Copy each line in the data below that contains the word "heading".

=======

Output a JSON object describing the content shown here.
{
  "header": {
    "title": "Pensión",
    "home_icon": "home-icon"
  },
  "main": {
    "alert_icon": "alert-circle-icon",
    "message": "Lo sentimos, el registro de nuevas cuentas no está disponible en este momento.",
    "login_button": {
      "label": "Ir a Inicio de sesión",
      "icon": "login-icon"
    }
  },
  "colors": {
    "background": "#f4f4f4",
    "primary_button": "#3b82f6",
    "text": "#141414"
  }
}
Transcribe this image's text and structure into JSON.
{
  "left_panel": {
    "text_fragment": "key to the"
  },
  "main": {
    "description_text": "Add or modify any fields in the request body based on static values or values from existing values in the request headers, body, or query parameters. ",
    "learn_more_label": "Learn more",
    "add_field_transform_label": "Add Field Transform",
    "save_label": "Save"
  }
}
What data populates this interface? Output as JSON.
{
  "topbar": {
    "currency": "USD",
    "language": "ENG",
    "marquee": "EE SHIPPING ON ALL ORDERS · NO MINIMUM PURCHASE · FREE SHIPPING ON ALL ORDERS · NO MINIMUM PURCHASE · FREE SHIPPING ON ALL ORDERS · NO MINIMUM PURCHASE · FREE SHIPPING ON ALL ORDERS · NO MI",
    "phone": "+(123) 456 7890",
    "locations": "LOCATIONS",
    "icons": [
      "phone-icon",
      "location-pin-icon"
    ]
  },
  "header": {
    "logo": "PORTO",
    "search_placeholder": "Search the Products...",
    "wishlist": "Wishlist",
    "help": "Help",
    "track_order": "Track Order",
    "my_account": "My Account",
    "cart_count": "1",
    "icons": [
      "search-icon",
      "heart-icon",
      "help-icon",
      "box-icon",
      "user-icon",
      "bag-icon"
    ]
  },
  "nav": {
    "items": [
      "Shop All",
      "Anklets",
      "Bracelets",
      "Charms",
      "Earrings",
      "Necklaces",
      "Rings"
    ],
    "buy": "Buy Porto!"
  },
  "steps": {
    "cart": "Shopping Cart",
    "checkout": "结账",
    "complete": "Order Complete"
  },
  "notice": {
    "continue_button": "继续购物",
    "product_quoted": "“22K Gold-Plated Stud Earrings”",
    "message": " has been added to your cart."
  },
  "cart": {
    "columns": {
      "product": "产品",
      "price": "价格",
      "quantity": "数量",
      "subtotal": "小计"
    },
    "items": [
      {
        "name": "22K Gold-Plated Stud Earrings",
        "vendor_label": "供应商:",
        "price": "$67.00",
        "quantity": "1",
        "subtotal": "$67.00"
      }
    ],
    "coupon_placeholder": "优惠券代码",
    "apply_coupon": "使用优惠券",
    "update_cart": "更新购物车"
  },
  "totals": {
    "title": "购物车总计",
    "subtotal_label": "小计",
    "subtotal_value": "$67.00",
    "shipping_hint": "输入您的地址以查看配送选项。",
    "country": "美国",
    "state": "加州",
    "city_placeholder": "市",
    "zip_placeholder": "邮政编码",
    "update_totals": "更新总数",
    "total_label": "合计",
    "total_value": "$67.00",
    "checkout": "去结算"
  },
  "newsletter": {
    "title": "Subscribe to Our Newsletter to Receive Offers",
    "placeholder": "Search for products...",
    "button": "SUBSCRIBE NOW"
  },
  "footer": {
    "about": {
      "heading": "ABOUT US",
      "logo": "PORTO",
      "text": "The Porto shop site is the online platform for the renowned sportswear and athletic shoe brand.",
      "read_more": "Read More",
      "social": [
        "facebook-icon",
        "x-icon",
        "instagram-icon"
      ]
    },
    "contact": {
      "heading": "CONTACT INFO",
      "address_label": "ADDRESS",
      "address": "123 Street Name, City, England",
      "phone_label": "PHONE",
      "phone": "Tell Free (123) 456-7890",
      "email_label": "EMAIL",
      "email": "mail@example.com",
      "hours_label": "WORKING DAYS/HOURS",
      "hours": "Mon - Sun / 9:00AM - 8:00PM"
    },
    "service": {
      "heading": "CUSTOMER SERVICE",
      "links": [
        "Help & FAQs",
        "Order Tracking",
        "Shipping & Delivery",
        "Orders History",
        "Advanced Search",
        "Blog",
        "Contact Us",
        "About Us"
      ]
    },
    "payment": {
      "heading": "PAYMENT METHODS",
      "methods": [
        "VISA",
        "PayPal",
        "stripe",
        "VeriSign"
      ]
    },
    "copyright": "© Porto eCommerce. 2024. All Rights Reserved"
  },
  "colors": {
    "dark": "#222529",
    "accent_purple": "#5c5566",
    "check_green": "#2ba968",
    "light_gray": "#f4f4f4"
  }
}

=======

## EXERCISE RESULT
      "heading": "ABOUT US",
      "heading": "CONTACT INFO",
      "heading": "CUSTOMER SERVICE",
      "heading": "PAYMENT METHODS",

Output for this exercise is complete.